▸ Task directions
Output each entry exactly; skip nothing.

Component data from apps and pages
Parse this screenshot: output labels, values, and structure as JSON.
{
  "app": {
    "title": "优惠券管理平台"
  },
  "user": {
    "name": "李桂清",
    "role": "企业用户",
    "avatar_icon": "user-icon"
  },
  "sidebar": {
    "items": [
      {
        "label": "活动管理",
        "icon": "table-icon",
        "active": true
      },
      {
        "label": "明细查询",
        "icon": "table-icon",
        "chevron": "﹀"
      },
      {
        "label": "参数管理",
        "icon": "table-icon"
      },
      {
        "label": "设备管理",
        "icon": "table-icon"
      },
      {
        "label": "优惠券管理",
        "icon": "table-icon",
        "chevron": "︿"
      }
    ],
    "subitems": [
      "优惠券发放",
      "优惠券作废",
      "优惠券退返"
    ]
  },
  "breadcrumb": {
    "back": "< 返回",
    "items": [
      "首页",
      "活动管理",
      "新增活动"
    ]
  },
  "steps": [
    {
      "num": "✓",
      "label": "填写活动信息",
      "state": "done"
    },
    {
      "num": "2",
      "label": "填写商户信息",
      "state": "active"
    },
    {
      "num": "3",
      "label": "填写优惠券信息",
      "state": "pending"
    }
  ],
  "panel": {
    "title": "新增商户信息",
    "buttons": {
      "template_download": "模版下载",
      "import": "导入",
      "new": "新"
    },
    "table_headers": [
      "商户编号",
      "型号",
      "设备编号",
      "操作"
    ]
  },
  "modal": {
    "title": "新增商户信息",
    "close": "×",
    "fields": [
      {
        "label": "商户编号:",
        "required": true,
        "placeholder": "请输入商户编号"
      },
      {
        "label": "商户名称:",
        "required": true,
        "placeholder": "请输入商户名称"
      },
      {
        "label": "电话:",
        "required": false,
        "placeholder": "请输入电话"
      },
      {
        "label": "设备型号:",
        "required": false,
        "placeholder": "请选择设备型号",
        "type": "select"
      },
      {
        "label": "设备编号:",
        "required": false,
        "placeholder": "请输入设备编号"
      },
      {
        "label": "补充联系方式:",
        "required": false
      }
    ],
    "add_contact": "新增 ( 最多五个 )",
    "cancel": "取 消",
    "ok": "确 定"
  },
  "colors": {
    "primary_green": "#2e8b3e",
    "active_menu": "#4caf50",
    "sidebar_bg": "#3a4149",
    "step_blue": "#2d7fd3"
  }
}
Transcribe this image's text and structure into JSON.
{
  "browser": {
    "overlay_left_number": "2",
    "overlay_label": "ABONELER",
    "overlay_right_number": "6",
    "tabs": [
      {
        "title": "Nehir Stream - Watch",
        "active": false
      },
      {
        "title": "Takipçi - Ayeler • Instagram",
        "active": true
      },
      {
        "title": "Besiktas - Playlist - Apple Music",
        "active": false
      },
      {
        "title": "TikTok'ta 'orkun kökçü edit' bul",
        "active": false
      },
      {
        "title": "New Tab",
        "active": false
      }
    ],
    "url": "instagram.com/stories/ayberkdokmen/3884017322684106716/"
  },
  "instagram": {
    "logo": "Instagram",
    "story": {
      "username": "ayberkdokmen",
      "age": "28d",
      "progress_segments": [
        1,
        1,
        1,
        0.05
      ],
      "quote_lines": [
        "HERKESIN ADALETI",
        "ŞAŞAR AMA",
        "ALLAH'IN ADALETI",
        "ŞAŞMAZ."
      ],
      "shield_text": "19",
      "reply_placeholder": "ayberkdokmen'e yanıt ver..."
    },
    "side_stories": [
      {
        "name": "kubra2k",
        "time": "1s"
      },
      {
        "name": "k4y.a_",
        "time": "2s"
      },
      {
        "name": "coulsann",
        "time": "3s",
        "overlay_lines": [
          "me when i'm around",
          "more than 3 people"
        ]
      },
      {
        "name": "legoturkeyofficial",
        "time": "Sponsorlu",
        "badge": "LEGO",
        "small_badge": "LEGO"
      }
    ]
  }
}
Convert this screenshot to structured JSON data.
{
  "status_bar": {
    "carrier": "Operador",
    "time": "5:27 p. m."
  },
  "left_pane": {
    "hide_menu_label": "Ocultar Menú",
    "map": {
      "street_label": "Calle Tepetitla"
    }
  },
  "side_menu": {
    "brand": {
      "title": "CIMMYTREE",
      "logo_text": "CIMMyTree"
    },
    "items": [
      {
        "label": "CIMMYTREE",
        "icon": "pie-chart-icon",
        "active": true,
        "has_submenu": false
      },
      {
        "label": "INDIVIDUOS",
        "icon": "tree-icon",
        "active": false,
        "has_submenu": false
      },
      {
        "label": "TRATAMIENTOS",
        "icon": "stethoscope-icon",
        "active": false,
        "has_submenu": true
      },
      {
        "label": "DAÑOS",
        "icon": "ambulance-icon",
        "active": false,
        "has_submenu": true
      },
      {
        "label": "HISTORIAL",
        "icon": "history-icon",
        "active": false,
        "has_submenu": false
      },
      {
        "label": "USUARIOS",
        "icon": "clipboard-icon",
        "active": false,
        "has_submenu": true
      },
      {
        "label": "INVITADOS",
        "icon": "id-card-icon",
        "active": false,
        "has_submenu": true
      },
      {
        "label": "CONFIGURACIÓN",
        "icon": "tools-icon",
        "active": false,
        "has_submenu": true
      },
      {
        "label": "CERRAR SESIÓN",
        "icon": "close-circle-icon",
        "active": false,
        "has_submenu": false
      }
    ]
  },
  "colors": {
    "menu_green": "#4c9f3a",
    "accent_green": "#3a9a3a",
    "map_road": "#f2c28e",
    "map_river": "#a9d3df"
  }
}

▸ Output for this task
Parse this screenshot: output labels, values, and structure as JSON.
{
  "app": {
    "title": "优惠券管理平台"
  },
  "user": {
    "name": "李桂清",
    "role": "企业用户",
    "avatar_icon": "user-icon"
  },
  "sidebar": {
    "items": [
      {
        "label": "活动管理",
        "icon": "table-icon",
        "active": true
      },
      {
        "label": "明细查询",
        "icon": "table-icon",
        "chevron": "﹀"
      },
      {
        "label": "参数管理",
        "icon": "table-icon"
      },
      {
        "label": "设备管理",
        "icon": "table-icon"
      },
      {
        "label": "优惠券管理",
        "icon": "table-icon",
        "chevron": "︿"
      }
    ],
    "subitems": [
      "优惠券发放",
      "优惠券作废",
      "优惠券退返"
    ]
  },
  "breadcrumb": {
    "back": "< 返回",
    "items": [
      "首页",
      "活动管理",
      "新增活动"
    ]
  },
  "steps": [
    {
      "num": "✓",
      "label": "填写活动信息",
      "state": "done"
    },
    {
      "num": "2",
      "label": "填写商户信息",
      "state": "active"
    },
    {
      "num": "3",
      "label": "填写优惠券信息",
      "state": "pending"
    }
  ],
  "panel": {
    "title": "新增商户信息",
    "buttons": {
      "template_download": "模版下载",
      "import": "导入",
      "new": "新"
    },
    "table_headers": [
      "商户编号",
      "型号",
      "设备编号",
      "操作"
    ]
  },
  "modal": {
    "title": "新增商户信息",
    "close": "×",
    "fields": [
      {
        "label": "商户编号:",
        "required": true,
        "placeholder": "请输入商户编号"
      },
      {
        "label": "商户名称:",
        "required": true,
        "placeholder": "请输入商户名称"
      },
      {
        "label": "电话:",
        "required": false,
        "placeholder": "请输入电话"
      },
      {
        "label": "设备型号:",
        "required": false,
        "placeholder": "请选择设备型号",
        "type": "select"
      },
      {
        "label": "设备编号:",
        "required": false,
        "placeholder": "请输入设备编号"
      },
      {
        "label": "补充联系方式:",
        "required": false
      }
    ],
    "add_contact": "新增 ( 最多五个 )",
    "cancel": "取 消",
    "ok": "确 定"
  },
  "colors": {
    "primary_green": "#2e8b3e",
    "active_menu": "#4caf50",
    "sidebar_bg": "#3a4149",
    "step_blue": "#2d7fd3"
  }
}
Transcribe this image's text and structure into JSON.
{
  "browser": {
    "overlay_left_number": "2",
    "overlay_label": "ABONELER",
    "overlay_right_number": "6",
    "tabs": [
      {
        "title": "Nehir Stream - Watch",
        "active": false
      },
      {
        "title": "Takipçi - Ayeler • Instagram",
        "active": true
      },
      {
        "title": "Besiktas - Playlist - Apple Music",
        "active": false
      },
      {
        "title": "TikTok'ta 'orkun kökçü edit' bul",
        "active": false
      },
      {
        "title": "New Tab",
        "active": false
      }
    ],
    "url": "instagram.com/stories/ayberkdokmen/3884017322684106716/"
  },
  "instagram": {
    "logo": "Instagram",
    "story": {
      "username": "ayberkdokmen",
      "age": "28d",
      "progress_segments": [
        1,
        1,
        1,
        0.05
      ],
      "quote_lines": [
        "HERKESIN ADALETI",
        "ŞAŞAR AMA",
        "ALLAH'IN ADALETI",
        "ŞAŞMAZ."
      ],
      "shield_text": "19",
      "reply_placeholder": "ayberkdokmen'e yanıt ver..."
    },
    "side_stories": [
      {
        "name": "kubra2k",
        "time": "1s"
      },
      {
        "name": "k4y.a_",
        "time": "2s"
      },
      {
        "name": "coulsann",
        "time": "3s",
        "overlay_lines": [
          "me when i'm around",
          "more than 3 people"
        ]
      },
      {
        "name": "legoturkeyofficial",
        "time": "Sponsorlu",
        "badge": "LEGO",
        "small_badge": "LEGO"
      }
    ]
  }
}
Convert this screenshot to structured JSON data.
{
  "status_bar": {
    "carrier": "Operador",
    "time": "5:27 p. m."
  },
  "left_pane": {
    "hide_menu_label": "Ocultar Menú",
    "map": {
      "street_label": "Calle Tepetitla"
    }
  },
  "side_menu": {
    "brand": {
      "title": "CIMMYTREE",
      "logo_text": "CIMMyTree"
    },
    "items": [
      {
        "label": "CIMMYTREE",
        "icon": "pie-chart-icon",
        "active": true,
        "has_submenu": false
      },
      {
        "label": "INDIVIDUOS",
        "icon": "tree-icon",
        "active": false,
        "has_submenu": false
      },
      {
        "label": "TRATAMIENTOS",
        "icon": "stethoscope-icon",
        "active": false,
        "has_submenu": true
      },
      {
        "label": "DAÑOS",
        "icon": "ambulance-icon",
        "active": false,
        "has_submenu": true
      },
      {
        "label": "HISTORIAL",
        "icon": "history-icon",
        "active": false,
        "has_submenu": false
      },
      {
        "label": "USUARIOS",
        "icon": "clipboard-icon",
        "active": false,
        "has_submenu": true
      },
      {
        "label": "INVITADOS",
        "icon": "id-card-icon",
        "active": false,
        "has_submenu": true
      },
      {
        "label": "CONFIGURACIÓN",
        "icon": "tools-icon",
        "active": false,
        "has_submenu": true
      },
      {
        "label": "CERRAR SESIÓN",
        "icon": "close-circle-icon",
        "active": false,
        "has_submenu": false
      }
    ]
  },
  "colors": {
    "menu_green": "#4c9f3a",
    "accent_green": "#3a9a3a",
    "map_road": "#f2c28e",
    "map_river": "#a9d3df"
  }
}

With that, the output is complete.